Edit: I have found a scheme that fits my limits (little memory, only AES is available): AES-CMAC described in RFC 4493 (just remember to use different key for encryption and MAC ;) .
I am working on a limited, embedded system that has to be field-upgradable. I want to protect the firmware against copying/reverse-engineering and modification (it will be transferred over plain HTTP).
First parts is easy - I use AES-128-CBC. Keys are burned in the bootloader. Microcontroller memory is locked.
The second part is my problem. My system is too limited to do a "heavyweight" (eg. RSA) signature verification.
I have an idea to distribute the firmware as AES(firmware+hash(firmware)). My device will first decrypt the whole image, calculate hash of the decrypted part and compare it with the original hash appended at the end).
I know that encryption alone is not authentication, but I can't imagine a successful attach against something "inside" AES that will give the right (encrypted) hash at the end.
- Is my scheme secure?

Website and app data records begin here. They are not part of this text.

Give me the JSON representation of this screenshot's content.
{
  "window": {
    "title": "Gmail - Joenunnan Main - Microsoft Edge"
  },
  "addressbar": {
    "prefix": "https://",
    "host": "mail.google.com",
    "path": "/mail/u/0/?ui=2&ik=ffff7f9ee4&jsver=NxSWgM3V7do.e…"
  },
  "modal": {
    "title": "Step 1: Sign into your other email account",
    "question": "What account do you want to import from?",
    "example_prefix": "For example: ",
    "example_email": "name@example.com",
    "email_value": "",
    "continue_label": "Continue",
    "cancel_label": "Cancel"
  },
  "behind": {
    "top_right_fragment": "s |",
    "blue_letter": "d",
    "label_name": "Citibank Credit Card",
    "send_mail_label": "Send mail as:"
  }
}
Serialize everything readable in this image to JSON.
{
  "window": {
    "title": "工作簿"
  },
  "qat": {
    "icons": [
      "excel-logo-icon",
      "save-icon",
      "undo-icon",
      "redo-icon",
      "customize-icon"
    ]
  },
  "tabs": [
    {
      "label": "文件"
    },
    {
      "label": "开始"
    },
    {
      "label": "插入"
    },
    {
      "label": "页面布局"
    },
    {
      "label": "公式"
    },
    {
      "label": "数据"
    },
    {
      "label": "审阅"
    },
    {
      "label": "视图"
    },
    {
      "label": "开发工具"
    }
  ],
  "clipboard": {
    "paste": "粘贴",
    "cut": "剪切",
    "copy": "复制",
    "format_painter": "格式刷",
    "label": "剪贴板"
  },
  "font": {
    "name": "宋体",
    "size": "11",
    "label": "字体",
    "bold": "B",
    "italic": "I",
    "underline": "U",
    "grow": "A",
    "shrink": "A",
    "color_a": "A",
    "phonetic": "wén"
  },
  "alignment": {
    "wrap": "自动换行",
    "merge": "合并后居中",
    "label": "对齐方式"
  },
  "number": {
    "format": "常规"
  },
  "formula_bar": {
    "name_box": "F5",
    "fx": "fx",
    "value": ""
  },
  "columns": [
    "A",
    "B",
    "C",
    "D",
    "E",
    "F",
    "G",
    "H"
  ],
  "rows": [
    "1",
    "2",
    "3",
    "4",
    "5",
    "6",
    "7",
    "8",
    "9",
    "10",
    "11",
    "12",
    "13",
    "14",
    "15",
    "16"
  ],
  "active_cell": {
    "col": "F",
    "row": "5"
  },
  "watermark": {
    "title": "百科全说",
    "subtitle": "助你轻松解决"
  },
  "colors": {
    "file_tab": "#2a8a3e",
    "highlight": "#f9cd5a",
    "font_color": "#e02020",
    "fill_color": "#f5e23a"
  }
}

- Can the hash be "weak" and still make the whole scheme secure? (eg. MD5? I know it is "broken", but I think it is still hard to meddle with it inside an encrypted image).